#### EXERCISE REQUIREMENTS
Count the lines in the records below that contain the word "back", and give only that number.

#### Collection entries
--------------------

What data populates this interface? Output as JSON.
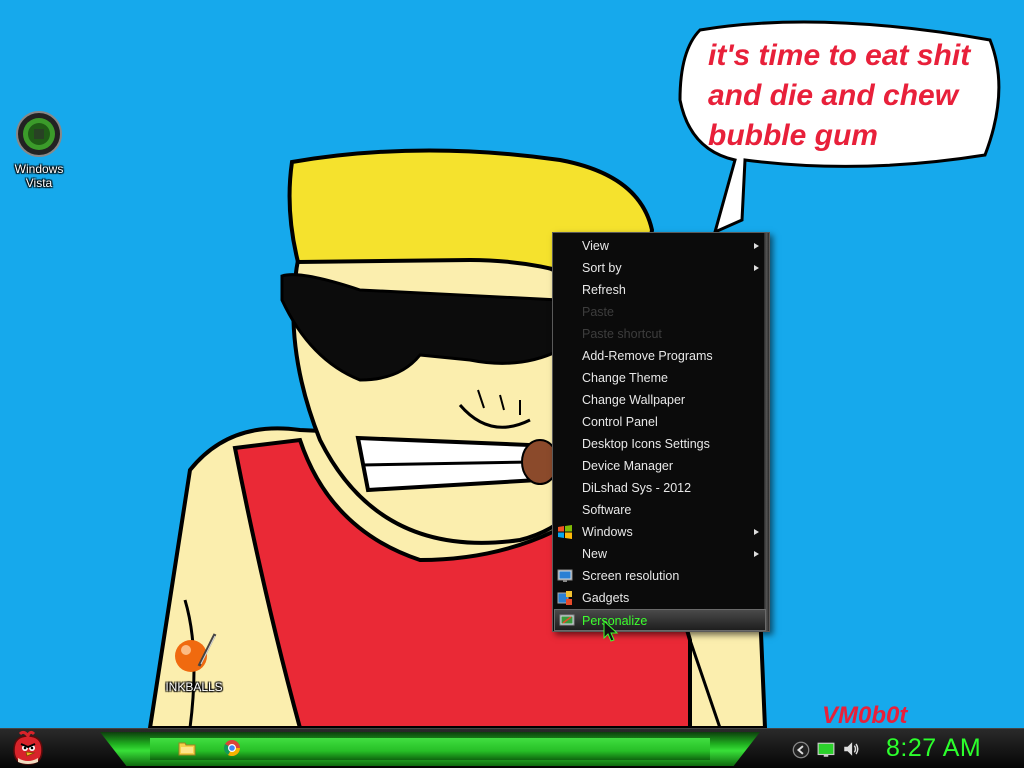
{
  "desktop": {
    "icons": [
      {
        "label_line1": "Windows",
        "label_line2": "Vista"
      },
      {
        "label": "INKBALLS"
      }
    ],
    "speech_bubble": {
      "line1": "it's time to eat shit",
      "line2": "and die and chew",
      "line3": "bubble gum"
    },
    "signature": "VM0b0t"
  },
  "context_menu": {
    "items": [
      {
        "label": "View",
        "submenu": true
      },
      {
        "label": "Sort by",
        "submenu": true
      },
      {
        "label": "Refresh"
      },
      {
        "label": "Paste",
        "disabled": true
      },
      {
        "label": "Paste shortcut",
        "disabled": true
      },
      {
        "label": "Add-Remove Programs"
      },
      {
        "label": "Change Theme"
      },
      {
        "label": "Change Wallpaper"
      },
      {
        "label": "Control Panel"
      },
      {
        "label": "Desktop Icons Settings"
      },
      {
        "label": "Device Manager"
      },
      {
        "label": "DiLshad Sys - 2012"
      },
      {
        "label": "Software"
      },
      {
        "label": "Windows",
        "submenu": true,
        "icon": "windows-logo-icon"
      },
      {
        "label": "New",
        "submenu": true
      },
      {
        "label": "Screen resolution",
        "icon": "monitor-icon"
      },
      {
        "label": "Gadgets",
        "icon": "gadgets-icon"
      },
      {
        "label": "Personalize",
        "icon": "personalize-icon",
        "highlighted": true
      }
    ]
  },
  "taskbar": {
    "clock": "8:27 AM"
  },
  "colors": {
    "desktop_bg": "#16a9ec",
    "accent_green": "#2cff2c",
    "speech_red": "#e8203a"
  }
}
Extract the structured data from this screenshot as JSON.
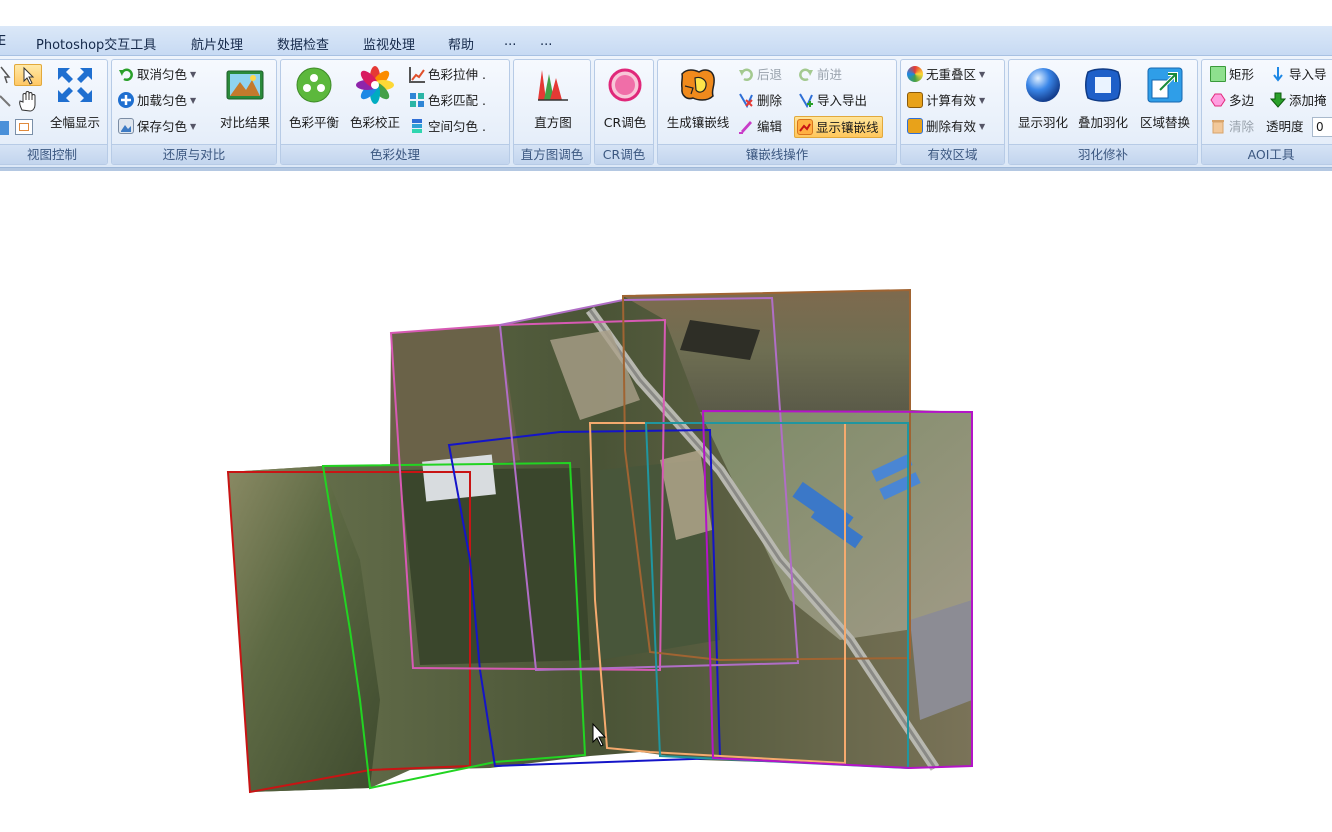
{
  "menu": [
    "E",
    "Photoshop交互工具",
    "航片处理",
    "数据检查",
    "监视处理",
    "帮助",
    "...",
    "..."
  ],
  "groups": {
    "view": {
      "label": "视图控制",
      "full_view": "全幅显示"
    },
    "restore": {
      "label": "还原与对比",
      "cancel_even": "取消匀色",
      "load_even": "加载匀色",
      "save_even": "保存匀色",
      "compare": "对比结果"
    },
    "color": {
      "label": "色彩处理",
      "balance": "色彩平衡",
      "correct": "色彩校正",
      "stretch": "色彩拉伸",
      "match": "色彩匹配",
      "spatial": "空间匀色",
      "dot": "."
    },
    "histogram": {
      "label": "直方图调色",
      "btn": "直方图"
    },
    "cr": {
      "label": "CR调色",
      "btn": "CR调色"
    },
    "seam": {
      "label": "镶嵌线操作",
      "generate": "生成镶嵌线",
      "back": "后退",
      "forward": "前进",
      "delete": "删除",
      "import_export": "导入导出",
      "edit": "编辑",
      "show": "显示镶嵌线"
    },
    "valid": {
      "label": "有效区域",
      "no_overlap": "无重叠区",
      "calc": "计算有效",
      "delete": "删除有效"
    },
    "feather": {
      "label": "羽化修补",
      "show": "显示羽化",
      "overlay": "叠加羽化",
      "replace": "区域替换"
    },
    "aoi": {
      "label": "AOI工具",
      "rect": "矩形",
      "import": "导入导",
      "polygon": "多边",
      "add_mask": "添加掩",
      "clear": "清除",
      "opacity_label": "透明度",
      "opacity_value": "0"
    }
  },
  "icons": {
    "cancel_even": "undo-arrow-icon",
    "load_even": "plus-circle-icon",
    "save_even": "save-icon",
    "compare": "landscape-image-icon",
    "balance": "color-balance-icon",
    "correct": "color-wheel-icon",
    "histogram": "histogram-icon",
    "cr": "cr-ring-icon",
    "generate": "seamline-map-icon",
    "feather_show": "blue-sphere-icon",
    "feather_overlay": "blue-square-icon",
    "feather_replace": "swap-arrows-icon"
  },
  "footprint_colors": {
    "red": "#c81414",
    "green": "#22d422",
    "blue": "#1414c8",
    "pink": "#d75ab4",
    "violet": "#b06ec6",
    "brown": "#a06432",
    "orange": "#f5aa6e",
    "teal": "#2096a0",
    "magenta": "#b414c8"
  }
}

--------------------

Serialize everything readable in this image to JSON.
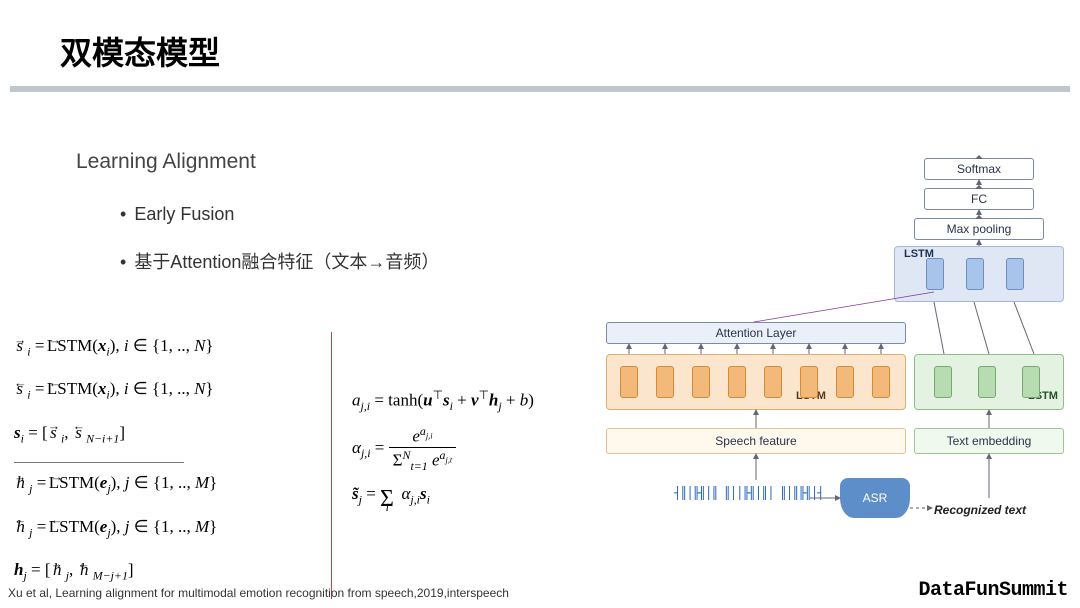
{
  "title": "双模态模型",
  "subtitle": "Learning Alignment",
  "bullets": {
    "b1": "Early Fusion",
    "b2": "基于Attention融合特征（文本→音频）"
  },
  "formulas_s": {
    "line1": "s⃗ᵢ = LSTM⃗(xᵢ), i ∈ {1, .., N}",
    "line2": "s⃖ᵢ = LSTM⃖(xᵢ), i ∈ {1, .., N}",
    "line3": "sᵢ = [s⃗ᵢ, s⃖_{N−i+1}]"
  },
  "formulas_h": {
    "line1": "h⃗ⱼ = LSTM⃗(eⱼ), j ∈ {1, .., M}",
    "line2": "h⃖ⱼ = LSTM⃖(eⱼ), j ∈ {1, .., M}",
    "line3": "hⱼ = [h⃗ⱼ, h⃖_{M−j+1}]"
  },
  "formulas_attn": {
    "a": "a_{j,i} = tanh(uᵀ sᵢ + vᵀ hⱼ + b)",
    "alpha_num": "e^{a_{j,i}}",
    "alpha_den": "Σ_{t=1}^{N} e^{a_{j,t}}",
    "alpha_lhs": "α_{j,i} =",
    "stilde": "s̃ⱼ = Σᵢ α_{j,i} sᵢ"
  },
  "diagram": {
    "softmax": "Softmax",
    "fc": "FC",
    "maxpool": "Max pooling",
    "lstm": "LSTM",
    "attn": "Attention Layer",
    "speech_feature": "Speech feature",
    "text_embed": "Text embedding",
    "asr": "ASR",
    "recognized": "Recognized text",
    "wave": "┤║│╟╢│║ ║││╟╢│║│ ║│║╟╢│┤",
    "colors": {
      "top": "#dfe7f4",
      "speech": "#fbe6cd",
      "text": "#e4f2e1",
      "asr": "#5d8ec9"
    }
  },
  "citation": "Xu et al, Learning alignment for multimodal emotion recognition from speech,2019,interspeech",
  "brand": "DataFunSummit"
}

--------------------

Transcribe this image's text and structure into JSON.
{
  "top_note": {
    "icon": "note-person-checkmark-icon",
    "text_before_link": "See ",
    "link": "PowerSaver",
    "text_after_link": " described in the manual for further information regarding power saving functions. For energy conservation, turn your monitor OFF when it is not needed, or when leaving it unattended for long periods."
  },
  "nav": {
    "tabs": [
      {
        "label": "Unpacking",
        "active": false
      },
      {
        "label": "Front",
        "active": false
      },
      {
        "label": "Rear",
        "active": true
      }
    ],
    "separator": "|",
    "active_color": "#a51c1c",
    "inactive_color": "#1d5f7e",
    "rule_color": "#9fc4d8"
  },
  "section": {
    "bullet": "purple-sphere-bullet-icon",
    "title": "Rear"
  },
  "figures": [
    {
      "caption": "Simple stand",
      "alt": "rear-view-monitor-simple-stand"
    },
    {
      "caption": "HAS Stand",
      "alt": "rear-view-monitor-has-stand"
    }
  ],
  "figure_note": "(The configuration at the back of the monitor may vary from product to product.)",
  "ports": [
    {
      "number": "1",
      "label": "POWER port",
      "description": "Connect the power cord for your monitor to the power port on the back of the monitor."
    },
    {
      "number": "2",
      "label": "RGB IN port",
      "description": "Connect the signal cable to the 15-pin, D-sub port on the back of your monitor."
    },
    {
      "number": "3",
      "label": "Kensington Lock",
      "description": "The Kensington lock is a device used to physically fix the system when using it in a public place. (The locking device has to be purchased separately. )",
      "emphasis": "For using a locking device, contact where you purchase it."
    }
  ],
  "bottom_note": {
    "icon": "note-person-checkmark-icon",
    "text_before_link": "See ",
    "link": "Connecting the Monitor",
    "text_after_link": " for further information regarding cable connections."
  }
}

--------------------

#### OUTPUT
4